I’m delighted to see that Oddbins have decided to stock three wines from Drappier: one of my favourite houses. I’m especially pleased that they’ve got their hands on some Grande Sendrée 2002 and a little Grande Sendrée Rosé too. Both are exceptionally fine – every bit as good as luxury cuvées costing twice the £44.99 and £49.99 that Oddbins  quote.

Grande Sendrée is made from seventy year old vines on one of the finest sites in the Aube, named after a devastating fire in 1837 that covered the site with cinders.  It’s a blend of 55% Pinot Noir and 45% Chardonnay. I tasted it last in July at the Drappier cellars in Urville. As usual, it’s rich with  an extraordinary depth of fruit and a wonderfully creamy texture, but with crisp acidity and quite marked minerality. It was disgorged in November 2008 and has the potential to develop in the bottle for many years if stored carefully (which isn’t easy in most modern houses).

I take issue  with one thing: Oddbins’s comment on their website, ” Why sully this transcendental experience wih food?”  Of course food won’t sully it! It would seem even more magnificent when partnered with a simply fresh turbot landed at North Shields. If Oddbins provide the wine, I’ll cook the fish.

Grande Sendrée Rosé has only been made since 1990 and is usually fabulously fruity and elegant – one of the best ‘saignée’ champagnes on the market (made by using a rosé base wine, and not by blending red wine with white).  Oddbins list it as 2004 – I tasted the superb 2002 in the summer. If Oddbins are correct, I’d expect it to be softer and maybe fruitier and less complex than the outstanding 2002 – and it will probably mature more quickly too. I look forward to trying it.
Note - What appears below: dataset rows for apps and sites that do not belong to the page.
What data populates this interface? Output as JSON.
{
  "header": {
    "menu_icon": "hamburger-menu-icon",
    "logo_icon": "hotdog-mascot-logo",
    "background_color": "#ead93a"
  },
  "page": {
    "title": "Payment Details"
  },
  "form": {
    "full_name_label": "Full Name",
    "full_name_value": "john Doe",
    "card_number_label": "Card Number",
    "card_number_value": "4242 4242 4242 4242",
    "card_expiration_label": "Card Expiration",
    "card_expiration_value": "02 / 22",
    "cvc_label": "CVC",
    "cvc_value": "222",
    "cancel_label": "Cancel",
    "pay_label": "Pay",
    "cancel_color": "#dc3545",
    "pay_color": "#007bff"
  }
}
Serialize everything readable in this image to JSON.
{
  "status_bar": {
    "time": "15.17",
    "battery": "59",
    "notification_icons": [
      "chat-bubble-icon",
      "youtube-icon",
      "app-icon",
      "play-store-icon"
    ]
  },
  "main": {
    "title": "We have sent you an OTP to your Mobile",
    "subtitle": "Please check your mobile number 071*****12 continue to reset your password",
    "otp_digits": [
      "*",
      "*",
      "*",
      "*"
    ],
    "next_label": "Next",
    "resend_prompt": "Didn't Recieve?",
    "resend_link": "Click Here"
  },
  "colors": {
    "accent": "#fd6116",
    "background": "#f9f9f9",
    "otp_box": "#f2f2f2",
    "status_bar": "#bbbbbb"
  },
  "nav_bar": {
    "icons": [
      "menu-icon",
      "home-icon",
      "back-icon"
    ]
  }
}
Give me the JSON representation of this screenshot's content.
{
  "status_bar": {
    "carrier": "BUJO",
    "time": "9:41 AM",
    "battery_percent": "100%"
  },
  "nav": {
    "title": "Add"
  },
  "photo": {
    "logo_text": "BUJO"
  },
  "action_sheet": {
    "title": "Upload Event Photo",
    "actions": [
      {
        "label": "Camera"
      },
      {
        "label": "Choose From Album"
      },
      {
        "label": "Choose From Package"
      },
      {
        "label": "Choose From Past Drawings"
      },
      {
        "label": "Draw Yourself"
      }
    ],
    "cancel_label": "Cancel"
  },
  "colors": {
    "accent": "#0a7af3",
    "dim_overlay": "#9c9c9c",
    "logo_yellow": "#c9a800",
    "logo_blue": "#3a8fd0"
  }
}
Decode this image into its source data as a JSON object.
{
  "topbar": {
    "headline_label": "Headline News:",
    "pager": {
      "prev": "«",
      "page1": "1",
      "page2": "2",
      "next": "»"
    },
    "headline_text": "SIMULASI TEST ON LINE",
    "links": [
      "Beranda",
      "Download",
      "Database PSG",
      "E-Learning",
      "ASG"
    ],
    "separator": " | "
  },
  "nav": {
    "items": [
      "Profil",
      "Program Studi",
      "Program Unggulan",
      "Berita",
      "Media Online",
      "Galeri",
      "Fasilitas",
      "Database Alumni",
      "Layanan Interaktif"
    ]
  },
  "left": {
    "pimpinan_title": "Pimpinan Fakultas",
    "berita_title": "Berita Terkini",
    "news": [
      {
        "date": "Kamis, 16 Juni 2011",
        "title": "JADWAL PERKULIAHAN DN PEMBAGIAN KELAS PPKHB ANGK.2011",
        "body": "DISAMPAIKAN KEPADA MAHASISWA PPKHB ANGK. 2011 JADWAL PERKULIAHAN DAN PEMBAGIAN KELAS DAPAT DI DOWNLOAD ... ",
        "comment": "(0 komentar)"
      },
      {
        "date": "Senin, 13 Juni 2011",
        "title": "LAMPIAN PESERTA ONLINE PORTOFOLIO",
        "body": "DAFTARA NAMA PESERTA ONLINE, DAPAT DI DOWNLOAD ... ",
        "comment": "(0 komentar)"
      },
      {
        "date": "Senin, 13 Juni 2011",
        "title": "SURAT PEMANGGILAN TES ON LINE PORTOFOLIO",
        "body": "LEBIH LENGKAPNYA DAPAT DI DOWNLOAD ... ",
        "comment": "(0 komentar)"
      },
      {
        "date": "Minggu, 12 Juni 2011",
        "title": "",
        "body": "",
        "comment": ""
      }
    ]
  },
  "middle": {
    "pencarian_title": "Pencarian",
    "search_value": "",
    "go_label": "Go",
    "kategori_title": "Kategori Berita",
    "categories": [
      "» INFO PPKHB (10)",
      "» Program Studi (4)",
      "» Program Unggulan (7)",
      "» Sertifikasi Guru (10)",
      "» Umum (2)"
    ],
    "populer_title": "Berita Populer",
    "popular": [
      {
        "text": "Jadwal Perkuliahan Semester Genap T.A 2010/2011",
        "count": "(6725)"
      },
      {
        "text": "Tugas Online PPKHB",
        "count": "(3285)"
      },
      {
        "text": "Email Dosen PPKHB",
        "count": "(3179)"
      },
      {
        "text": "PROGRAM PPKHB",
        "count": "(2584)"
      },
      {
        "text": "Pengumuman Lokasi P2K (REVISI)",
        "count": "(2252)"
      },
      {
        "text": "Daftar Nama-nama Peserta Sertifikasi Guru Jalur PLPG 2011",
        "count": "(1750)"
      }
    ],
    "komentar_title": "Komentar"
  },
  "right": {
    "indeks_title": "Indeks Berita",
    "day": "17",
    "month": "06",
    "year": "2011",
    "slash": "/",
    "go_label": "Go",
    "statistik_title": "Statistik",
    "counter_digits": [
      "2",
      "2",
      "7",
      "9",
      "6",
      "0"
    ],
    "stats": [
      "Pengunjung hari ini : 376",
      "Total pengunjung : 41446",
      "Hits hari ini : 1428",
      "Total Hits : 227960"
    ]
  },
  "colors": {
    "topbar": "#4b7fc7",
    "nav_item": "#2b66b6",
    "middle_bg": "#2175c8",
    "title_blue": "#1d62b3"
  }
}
The third wine ‘Premier Cru’ does not feature in Drappier’s published portfolio and I’ve never tasted it. I presume that it is a blend of wines bought in from Drappier’s loyal band of contract growers. Drappier’s buy in about a third of the grapes that they vinify.

The best book on Champagne for years

Monday, November 30th, 2009

I’ve already ordered several copies for presents of Michael Edward’s superb new book, ‘The Finest Wines of Champagne’, Aurum Press, London – easily available (discounted too) via Amazon. It’s beautifully written, authoritative and yet gentle. The photographs are superb too (by Jon Wyand). It’s a series of succint profiles of the best Houses and Growers by a man who not only really knows them, but who loves them. Although any personal selection will always invite a debate about why some growers have been included and others left out,  I find Michael’s choices extremely persuasive. I love it, and I hope that others will too. If only more wine books could be as good!